What you need to do —
The lines to find are those in the entries that hold the word "content"; copy every one of them.

Data shown —
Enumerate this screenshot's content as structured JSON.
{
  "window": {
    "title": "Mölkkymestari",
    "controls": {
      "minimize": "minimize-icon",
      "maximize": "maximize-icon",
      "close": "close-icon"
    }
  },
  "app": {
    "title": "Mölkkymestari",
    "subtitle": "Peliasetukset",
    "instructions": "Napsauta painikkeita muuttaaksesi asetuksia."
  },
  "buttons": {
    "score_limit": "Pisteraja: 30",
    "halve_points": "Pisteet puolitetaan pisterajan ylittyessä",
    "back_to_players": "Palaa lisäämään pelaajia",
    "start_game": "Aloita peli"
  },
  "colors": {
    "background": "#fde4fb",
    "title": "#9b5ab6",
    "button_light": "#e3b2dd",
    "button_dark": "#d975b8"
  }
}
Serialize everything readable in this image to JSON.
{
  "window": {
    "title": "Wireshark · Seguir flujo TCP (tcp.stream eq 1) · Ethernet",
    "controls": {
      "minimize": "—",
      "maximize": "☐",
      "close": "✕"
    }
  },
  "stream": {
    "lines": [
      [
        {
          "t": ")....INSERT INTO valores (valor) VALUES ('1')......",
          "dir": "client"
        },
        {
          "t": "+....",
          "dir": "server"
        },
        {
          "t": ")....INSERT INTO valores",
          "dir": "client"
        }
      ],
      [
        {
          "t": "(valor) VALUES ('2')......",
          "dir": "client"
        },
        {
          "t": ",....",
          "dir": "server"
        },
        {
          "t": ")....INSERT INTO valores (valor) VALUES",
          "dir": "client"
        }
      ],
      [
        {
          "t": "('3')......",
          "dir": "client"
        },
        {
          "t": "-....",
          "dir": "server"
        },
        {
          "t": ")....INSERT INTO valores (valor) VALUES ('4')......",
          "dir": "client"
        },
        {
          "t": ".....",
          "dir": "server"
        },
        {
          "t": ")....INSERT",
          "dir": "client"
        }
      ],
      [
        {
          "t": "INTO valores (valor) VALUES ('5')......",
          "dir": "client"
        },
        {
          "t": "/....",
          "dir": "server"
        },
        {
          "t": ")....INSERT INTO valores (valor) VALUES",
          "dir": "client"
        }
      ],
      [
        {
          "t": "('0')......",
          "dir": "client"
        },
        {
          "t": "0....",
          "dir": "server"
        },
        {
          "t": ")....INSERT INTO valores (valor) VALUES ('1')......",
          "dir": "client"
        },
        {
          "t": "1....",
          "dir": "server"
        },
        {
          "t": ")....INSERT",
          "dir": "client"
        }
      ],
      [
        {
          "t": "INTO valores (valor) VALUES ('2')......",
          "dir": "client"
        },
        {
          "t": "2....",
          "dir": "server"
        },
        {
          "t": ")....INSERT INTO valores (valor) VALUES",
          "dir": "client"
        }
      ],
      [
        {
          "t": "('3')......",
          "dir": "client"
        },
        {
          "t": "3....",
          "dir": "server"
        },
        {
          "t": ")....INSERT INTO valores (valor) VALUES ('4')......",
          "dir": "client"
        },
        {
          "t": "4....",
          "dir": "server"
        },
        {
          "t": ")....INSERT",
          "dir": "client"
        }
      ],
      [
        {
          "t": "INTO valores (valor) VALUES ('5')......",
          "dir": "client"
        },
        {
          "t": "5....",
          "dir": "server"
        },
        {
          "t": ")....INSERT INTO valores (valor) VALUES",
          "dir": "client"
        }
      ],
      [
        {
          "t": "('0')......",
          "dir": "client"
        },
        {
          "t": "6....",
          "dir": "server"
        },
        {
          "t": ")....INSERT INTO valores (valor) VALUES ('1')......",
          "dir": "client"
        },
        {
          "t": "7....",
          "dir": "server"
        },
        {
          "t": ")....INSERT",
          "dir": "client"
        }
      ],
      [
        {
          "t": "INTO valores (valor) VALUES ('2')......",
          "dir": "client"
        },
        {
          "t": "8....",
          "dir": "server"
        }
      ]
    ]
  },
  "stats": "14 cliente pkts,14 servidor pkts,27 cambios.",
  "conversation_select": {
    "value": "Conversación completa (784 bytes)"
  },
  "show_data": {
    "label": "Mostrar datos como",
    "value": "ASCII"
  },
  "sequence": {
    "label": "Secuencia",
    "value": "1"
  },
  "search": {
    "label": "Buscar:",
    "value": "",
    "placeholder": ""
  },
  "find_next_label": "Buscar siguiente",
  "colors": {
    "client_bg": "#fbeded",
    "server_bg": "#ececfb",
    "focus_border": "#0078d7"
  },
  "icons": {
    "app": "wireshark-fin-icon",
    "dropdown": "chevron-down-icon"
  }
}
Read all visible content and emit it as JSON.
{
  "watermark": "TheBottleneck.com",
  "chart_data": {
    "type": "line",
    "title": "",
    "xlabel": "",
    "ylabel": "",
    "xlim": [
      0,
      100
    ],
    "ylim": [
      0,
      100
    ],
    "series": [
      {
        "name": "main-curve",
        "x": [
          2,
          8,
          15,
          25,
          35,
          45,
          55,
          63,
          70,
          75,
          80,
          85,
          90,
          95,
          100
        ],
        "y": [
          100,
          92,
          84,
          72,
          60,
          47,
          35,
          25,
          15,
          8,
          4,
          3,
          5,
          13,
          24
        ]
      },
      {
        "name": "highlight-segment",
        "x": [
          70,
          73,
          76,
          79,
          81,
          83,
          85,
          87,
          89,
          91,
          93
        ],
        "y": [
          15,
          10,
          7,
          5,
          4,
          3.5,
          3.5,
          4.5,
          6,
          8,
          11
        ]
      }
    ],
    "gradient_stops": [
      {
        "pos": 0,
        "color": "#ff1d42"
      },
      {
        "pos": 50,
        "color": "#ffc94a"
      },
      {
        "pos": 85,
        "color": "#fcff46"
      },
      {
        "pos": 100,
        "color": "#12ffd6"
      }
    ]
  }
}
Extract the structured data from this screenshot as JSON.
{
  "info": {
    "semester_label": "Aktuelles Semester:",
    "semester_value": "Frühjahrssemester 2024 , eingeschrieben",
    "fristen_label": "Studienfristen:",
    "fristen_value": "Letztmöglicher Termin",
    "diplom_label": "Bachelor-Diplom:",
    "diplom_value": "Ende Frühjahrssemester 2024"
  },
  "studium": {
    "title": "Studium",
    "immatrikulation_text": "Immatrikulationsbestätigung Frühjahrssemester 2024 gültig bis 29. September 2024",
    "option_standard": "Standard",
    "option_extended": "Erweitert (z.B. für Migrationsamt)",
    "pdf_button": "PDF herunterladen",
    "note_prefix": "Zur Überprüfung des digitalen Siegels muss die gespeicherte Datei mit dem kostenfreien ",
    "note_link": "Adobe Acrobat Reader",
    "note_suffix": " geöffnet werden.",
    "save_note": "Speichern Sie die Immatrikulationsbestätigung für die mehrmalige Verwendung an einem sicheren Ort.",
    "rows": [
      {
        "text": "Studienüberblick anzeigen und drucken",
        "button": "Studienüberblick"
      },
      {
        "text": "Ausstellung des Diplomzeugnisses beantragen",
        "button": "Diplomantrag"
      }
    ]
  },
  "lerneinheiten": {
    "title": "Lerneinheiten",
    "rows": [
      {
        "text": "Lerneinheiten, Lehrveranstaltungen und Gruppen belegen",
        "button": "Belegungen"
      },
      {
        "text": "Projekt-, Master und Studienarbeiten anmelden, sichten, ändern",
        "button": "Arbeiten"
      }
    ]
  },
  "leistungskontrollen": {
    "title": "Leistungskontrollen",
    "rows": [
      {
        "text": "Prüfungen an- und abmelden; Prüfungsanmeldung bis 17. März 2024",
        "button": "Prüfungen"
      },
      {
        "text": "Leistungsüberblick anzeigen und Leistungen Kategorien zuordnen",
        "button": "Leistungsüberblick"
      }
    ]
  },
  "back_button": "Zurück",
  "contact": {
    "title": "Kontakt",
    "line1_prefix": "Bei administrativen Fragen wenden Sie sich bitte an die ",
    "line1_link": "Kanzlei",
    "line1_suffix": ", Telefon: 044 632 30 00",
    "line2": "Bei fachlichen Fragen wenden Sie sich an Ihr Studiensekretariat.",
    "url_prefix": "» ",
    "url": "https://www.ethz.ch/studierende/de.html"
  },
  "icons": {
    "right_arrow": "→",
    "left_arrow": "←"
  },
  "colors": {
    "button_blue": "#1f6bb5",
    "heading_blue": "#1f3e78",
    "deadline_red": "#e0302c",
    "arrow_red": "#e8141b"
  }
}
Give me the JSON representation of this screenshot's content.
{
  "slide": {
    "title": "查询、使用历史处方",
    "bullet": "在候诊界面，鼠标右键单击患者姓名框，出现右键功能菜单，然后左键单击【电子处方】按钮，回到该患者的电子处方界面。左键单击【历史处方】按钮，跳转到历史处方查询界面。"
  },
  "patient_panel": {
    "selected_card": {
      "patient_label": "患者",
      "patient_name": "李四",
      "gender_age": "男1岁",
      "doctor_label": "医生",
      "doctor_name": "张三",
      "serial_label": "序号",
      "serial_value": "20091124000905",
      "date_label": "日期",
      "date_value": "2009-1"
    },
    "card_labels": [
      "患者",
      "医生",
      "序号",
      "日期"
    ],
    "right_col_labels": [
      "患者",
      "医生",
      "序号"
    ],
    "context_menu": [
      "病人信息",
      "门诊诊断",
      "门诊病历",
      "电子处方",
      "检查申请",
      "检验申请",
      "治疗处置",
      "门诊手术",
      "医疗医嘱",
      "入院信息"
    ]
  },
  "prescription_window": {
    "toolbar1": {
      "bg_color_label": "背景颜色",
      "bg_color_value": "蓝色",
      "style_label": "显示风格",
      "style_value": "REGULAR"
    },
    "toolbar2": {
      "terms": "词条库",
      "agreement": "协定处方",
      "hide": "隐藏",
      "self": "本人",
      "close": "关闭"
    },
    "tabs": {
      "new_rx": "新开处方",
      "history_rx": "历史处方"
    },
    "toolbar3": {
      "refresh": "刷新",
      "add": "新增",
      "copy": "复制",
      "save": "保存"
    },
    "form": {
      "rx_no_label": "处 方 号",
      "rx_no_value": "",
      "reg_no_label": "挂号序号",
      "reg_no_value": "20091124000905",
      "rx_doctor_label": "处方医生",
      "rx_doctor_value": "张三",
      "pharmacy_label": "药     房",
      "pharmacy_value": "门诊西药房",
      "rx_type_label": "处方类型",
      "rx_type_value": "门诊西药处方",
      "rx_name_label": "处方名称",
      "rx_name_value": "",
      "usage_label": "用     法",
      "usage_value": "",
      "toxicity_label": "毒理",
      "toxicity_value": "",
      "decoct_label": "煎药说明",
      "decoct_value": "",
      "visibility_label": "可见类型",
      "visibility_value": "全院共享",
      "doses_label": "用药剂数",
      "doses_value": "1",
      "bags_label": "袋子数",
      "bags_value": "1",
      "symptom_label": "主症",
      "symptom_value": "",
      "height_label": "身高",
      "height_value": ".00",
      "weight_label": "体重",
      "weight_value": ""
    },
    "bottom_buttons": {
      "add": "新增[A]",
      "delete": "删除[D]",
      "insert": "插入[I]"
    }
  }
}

Exercise answer —
Enumerate this screenshot's content as structured JSON.
Read all visible content and emit it as JSON.
Give me the JSON representation of this screenshot's content.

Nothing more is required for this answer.